The next figure is a graphical representation of this so-called continuum taken from a presentation by Ted Peters. Note that theistic evolution is presented as the comfortable middle ground between the two unacceptable extremes of atheism and creationism. On the left are scientific creationism and intelligent design, two versions of evolution that are definitely not scientific. On the right is evolutionary biology, which represents true science unencumbered by religion..
The spectrum of theistic evolutionists in the middle is quite revealing. Peters does not include Ursala Goodenough. She believes is a spritualistic version of pantheism where it's the awsomeness of nature itself that inspires a spiritual feeling. The well-known atheist, Richard Dawkins, has declared that if Goodenough is religious then so is he.
Deism is also outside of the theistic evolution middle ground. This is significant since many versions of deism are compatible with science—they do not require an interventionist God. Some of the responses I received when the first version of this essay was published were from deists and pantheists who referred to themselves as theistic evolutionists. They fully accepted the scientific version of evolution but they wanted to proclaim that they were not atheists. For that group there is no conflict but, more importantly, there is also no middle ground. They completely accept the scientific version of evolutionary biology. These deists and pantheists are using the term "theistic evolution" in a way that's very different from the description of Peters and other theologians. It would be more accurate if they called themselves "deistic evolutionsts"—or just plain "evolutionists" since they don't need to qualify their science in any way.
Teilhard de Chardin represents the softest version of theistic evolution, according to Peters. Teilhard's God is responsible for the direction of evolution but the intervention is subtle and his version of religion is close to deism. The hard version of theistic evolution is represented by Ken Miller (and others) and it is described in Miller's book "Finding Darwin's God." Miller's version of theistic evolution is close to intelligent design. So close, in fact, that I can hardly tell them apart.
Theistic evolution is described as a legitimate alternative to scientific evolutionary biology. The idea is that one can accept a theistic version of science as long as you don't fall for Creationism. In other words, science and religion are compatible—perhaps even desirable—as long as you position yourself close to the true science end of the continuum.

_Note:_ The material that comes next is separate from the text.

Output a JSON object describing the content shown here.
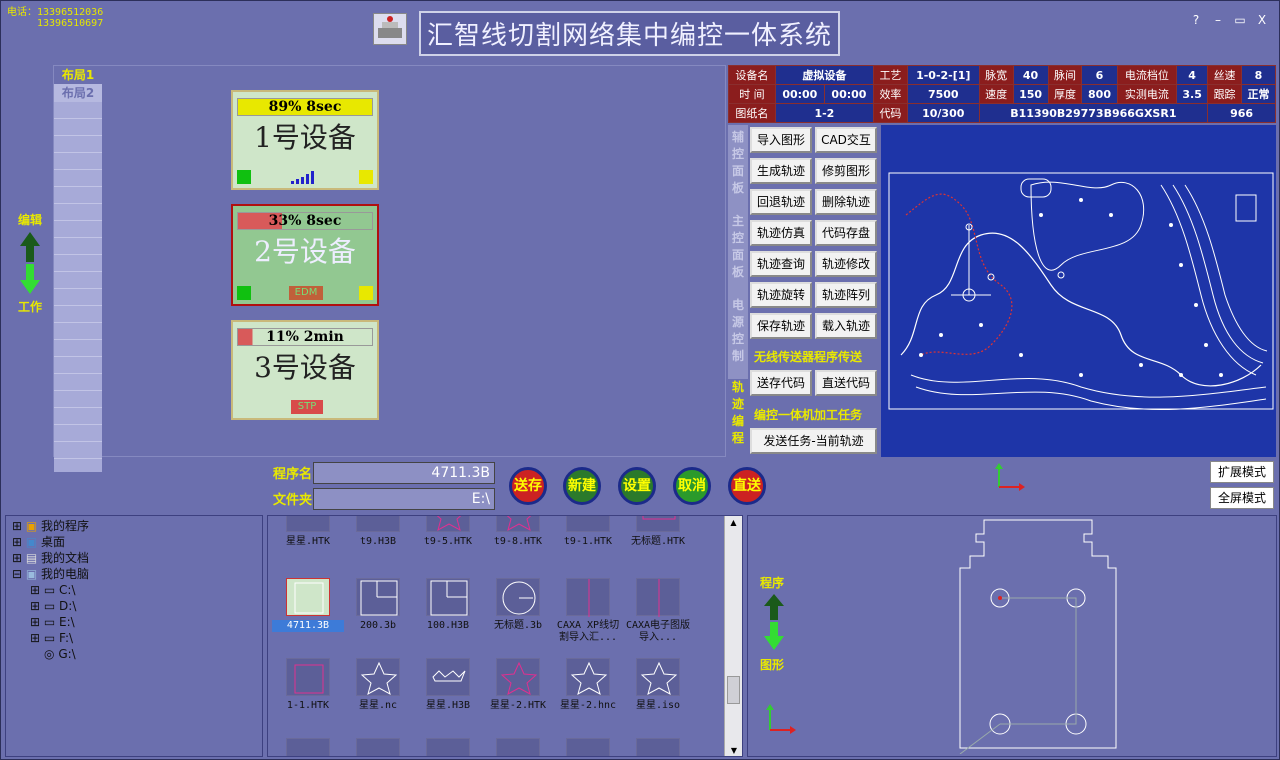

To my mind, this is a totally false view of the range of options. There is no continuum between science and non-science. Either your explanations of the natural world are scientific or they are not. Here's my version of the range of ideas about science and non-science.
In my version, theistic evolution ain't science. Admittedly, it is closer to the dividing line than the explanations of Young Earth Creationists but "close" isn't good enough. Theistic evolution is still in the "Non-Science" half of the diagram. There is no middle ground.